> _DIRECTIONS_
For each line in the records, produce an exact copy.

(SUPPLIED DATA begins)

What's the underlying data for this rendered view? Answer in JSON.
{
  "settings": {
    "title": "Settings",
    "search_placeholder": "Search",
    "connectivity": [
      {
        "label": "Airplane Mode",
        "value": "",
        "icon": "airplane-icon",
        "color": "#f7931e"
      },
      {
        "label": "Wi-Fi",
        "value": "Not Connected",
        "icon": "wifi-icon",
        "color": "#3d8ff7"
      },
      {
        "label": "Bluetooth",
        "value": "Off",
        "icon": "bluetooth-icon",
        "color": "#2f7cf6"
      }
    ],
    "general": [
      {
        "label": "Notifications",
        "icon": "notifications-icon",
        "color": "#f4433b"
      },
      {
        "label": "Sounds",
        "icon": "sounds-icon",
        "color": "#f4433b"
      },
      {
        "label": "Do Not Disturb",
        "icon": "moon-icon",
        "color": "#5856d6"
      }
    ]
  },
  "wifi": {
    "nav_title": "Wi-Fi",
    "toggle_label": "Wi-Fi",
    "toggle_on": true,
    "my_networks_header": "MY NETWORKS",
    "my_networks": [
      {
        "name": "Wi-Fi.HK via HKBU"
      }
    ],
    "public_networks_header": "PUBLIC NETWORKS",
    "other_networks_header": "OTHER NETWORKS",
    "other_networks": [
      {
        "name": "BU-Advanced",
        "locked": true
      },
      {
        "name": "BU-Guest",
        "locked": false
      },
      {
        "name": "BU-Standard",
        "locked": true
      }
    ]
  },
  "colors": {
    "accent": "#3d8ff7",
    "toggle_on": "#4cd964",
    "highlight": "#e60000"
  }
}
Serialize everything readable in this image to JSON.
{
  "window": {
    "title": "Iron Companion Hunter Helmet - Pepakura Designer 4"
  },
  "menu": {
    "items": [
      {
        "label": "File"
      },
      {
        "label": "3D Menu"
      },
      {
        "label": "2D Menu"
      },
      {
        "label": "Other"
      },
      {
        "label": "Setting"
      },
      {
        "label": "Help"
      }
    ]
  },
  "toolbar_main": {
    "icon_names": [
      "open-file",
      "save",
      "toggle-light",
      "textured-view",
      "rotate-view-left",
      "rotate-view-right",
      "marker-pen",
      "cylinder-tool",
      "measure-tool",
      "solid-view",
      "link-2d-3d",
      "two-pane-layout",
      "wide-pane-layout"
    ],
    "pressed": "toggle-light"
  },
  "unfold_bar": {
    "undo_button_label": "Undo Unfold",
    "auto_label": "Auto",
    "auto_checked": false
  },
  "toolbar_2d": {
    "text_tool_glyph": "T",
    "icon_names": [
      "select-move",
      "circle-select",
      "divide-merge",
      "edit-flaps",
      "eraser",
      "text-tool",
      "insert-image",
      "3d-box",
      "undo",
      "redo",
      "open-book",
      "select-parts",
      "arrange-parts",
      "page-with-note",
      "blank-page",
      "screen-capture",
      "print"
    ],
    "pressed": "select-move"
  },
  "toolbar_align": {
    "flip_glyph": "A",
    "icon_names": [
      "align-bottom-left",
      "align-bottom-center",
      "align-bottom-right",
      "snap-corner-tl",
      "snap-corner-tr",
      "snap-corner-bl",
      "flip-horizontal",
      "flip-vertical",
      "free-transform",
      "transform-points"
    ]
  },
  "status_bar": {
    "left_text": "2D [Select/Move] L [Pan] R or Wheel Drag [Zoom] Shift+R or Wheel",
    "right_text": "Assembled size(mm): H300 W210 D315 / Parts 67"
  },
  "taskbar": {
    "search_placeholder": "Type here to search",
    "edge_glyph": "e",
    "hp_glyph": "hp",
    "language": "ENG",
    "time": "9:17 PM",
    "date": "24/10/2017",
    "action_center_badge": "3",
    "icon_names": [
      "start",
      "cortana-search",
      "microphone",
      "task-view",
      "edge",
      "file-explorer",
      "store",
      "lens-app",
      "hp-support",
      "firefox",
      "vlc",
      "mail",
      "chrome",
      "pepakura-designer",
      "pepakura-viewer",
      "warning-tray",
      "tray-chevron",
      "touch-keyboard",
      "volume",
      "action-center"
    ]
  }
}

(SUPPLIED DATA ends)

> _RESPONSE BOX_
What's the underlying data for this rendered view? Answer in JSON.
{
  "settings": {
    "title": "Settings",
    "search_placeholder": "Search",
    "connectivity": [
      {
        "label": "Airplane Mode",
        "value": "",
        "icon": "airplane-icon",
        "color": "#f7931e"
      },
      {
        "label": "Wi-Fi",
        "value": "Not Connected",
        "icon": "wifi-icon",
        "color": "#3d8ff7"
      },
      {
        "label": "Bluetooth",
        "value": "Off",
        "icon": "bluetooth-icon",
        "color": "#2f7cf6"
      }
    ],
    "general": [
      {
        "label": "Notifications",
        "icon": "notifications-icon",
        "color": "#f4433b"
      },
      {
        "label": "Sounds",
        "icon": "sounds-icon",
        "color": "#f4433b"
      },
      {
        "label": "Do Not Disturb",
        "icon": "moon-icon",
        "color": "#5856d6"
      }
    ]
  },
  "wifi": {
    "nav_title": "Wi-Fi",
    "toggle_label": "Wi-Fi",
    "toggle_on": true,
    "my_networks_header": "MY NETWORKS",
    "my_networks": [
      {
        "name": "Wi-Fi.HK via HKBU"
      }
    ],
    "public_networks_header": "PUBLIC NETWORKS",
    "other_networks_header": "OTHER NETWORKS",
    "other_networks": [
      {
        "name": "BU-Advanced",
        "locked": true
      },
      {
        "name": "BU-Guest",
        "locked": false
      },
      {
        "name": "BU-Standard",
        "locked": true
      }
    ]
  },
  "colors": {
    "accent": "#3d8ff7",
    "toggle_on": "#4cd964",
    "highlight": "#e60000"
  }
}
Serialize everything readable in this image to JSON.
{
  "window": {
    "title": "Iron Companion Hunter Helmet - Pepakura Designer 4"
  },
  "menu": {
    "items": [
      {
        "label": "File"
      },
      {
        "label": "3D Menu"
      },
      {
        "label": "2D Menu"
      },
      {
        "label": "Other"
      },
      {
        "label": "Setting"
      },
      {
        "label": "Help"
      }
    ]
  },
  "toolbar_main": {
    "icon_names": [
      "open-file",
      "save",
      "toggle-light",
      "textured-view",
      "rotate-view-left",
      "rotate-view-right",
      "marker-pen",
      "cylinder-tool",
      "measure-tool",
      "solid-view",
      "link-2d-3d",
      "two-pane-layout",
      "wide-pane-layout"
    ],
    "pressed": "toggle-light"
  },
  "unfold_bar": {
    "undo_button_label": "Undo Unfold",
    "auto_label": "Auto",
    "auto_checked": false
  },
  "toolbar_2d": {
    "text_tool_glyph": "T",
    "icon_names": [
      "select-move",
      "circle-select",
      "divide-merge",
      "edit-flaps",
      "eraser",
      "text-tool",
      "insert-image",
      "3d-box",
      "undo",
      "redo",
      "open-book",
      "select-parts",
      "arrange-parts",
      "page-with-note",
      "blank-page",
      "screen-capture",
      "print"
    ],
    "pressed": "select-move"
  },
  "toolbar_align": {
    "flip_glyph": "A",
    "icon_names": [
      "align-bottom-left",
      "align-bottom-center",
      "align-bottom-right",
      "snap-corner-tl",
      "snap-corner-tr",
      "snap-corner-bl",
      "flip-horizontal",
      "flip-vertical",
      "free-transform",
      "transform-points"
    ]
  },
  "status_bar": {
    "left_text": "2D [Select/Move] L [Pan] R or Wheel Drag [Zoom] Shift+R or Wheel",
    "right_text": "Assembled size(mm): H300 W210 D315 / Parts 67"
  },
  "taskbar": {
    "search_placeholder": "Type here to search",
    "edge_glyph": "e",
    "hp_glyph": "hp",
    "language": "ENG",
    "time": "9:17 PM",
    "date": "24/10/2017",
    "action_center_badge": "3",
    "icon_names": [
      "start",
      "cortana-search",
      "microphone",
      "task-view",
      "edge",
      "file-explorer",
      "store",
      "lens-app",
      "hp-support",
      "firefox",
      "vlc",
      "mail",
      "chrome",
      "pepakura-designer",
      "pepakura-viewer",
      "warning-tray",
      "tray-chevron",
      "touch-keyboard",
      "volume",
      "action-center"
    ]
  }
}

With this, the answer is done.